These Are as Dangerous for Drivers as Drunk Driving
We all know that driving drunk is extremely dangerous. In 2013, drunk driving accounted for 10,076 traffic deaths – 31 percent of the total. National safety campaigns have rightly portrayed drunk driving as irresponsible and deadly. But less common knowledge claims that two other common activities are just as dangerous – or even more dangerous – as getting behind the wheel drunk: driving while fatigued and driving while texting.
Recently, the Discovery Channel’s “Mythbusters” put the fatigue claims to the test, and the National Highway Traffic Safety Administration (NHTSA) released truly alarming statistics on the consequences of texting.
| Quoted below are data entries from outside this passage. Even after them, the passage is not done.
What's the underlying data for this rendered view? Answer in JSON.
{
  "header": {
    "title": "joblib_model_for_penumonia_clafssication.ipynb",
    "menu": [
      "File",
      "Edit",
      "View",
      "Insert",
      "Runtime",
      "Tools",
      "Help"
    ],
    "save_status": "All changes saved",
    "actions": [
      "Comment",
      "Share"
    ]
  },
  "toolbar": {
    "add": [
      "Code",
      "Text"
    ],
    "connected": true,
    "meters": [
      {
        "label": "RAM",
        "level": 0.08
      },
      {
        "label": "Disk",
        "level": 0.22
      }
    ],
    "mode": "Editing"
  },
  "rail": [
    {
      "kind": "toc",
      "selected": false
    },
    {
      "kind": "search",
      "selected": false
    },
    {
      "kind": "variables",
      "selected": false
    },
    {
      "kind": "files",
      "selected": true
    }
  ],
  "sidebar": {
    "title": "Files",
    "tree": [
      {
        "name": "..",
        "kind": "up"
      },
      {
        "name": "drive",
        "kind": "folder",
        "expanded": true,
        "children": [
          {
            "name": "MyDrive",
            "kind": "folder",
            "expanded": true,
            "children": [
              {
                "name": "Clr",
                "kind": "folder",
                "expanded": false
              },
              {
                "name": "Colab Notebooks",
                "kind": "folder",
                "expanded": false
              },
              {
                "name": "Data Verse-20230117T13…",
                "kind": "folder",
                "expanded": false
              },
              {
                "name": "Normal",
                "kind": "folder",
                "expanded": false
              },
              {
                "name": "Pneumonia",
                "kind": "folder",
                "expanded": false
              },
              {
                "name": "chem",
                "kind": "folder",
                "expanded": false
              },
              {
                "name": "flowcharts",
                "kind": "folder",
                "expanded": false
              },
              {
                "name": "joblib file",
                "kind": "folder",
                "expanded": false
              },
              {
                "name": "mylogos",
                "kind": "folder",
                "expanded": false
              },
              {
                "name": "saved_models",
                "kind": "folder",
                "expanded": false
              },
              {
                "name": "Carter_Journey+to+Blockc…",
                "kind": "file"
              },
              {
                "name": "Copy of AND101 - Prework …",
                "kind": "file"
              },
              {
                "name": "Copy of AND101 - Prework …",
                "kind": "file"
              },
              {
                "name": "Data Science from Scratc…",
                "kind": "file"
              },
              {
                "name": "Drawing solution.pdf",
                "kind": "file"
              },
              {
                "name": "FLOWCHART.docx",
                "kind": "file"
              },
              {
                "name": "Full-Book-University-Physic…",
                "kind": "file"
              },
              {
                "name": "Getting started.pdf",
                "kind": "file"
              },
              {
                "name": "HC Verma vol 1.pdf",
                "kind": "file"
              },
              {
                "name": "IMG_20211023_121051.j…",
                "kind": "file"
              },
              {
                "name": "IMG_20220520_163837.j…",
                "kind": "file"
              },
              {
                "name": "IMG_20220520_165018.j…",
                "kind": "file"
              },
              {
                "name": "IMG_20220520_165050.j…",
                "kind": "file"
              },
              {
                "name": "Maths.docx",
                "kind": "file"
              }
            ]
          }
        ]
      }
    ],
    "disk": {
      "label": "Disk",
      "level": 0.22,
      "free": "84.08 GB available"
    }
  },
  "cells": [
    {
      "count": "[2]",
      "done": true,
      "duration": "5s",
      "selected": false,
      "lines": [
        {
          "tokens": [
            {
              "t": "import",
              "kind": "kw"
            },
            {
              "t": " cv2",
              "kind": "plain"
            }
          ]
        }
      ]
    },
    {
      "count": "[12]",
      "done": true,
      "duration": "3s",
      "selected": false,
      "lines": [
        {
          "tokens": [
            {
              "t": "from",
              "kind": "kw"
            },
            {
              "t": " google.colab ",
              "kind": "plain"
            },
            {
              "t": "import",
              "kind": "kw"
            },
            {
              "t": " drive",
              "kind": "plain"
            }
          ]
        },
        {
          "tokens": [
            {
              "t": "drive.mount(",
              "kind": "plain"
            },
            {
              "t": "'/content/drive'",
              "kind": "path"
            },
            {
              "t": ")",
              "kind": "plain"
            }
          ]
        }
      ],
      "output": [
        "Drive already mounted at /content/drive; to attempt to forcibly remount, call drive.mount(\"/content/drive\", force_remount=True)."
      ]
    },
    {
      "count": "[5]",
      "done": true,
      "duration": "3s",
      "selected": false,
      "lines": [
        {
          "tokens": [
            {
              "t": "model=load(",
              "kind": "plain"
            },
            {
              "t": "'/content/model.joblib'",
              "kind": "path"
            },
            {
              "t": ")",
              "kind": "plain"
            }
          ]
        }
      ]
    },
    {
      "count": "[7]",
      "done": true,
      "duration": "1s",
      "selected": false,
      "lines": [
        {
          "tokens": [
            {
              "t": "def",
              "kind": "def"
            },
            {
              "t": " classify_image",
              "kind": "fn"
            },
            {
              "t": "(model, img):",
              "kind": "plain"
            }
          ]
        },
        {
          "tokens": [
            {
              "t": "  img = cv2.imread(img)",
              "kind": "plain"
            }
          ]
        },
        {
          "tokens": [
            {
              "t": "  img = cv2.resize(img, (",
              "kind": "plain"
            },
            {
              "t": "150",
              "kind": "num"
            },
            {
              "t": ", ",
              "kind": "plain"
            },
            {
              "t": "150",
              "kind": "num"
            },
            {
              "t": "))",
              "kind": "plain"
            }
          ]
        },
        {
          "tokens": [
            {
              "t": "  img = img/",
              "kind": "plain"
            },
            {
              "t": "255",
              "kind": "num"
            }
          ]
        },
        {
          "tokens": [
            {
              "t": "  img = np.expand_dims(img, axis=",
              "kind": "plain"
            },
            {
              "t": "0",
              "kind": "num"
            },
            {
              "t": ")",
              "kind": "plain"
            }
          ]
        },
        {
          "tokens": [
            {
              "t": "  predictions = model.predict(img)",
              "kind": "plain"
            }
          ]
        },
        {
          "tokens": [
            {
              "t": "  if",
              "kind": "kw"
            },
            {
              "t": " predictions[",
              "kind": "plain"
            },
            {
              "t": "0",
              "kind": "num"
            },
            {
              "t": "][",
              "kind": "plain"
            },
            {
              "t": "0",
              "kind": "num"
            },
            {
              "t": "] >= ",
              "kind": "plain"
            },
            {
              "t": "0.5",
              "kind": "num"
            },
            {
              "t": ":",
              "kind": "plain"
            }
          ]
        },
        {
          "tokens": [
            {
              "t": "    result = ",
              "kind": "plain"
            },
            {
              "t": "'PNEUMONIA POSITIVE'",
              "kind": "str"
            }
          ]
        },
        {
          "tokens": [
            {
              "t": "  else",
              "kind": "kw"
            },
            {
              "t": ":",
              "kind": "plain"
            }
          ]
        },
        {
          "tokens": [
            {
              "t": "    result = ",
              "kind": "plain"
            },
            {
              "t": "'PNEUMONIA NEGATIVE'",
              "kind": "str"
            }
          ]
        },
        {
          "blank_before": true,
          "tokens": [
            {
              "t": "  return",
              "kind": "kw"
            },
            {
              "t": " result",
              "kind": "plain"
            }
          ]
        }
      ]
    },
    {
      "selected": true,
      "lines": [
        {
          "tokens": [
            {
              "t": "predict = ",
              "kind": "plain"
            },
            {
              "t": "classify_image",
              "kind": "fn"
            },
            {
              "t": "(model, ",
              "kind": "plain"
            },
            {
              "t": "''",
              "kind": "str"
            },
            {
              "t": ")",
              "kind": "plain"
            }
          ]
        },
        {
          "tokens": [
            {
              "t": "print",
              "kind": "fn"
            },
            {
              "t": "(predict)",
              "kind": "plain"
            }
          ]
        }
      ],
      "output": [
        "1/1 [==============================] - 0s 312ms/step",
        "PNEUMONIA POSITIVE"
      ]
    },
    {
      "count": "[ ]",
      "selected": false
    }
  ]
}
Many people are unaware that driving while fatigued, or drowsy driving, can be as fatal as drunk driving. When drivers are sleepy, their judgment and reaction time are significantly impaired, and the danger of falling asleep at the wheel means that crashes are more likely. According to the National Sleep Foundation, staying awake for just 18 hours is the equivalent of a blood alcohol content of .08, and having six hours of sleep or less triples your risk of an accident.
When “Mythbusters” put drowsy driving to the test, Kari Byron and Tory Belleci took the same driving tests three times: once sober and with plenty of sleep, once after two drinks, and once after staying up for 30 hours straight. They confirmed the National Sleep Foundation’s statement: lack of sleep had more serious effects than their drinking did.
Texting while driving may be even more dangerous. According to the National Highway Traffic Safety Administration (NHTSA), driving and texting is six times more dangerous than drunk driving, and texting drivers are 23 times more likely to get in an accident than non-texting drivers.
According to the NHTSA, sending or receiving a text takes 4.6 seconds on average. Taking one’s eyes off the road for that long is the equivalent of driving the length of a football field while wearing a blindfold. Texting while driving is now the leading cause of deaths and serious accidents for teenage drivers – replacing drunk driving for that dubiously prestigious position.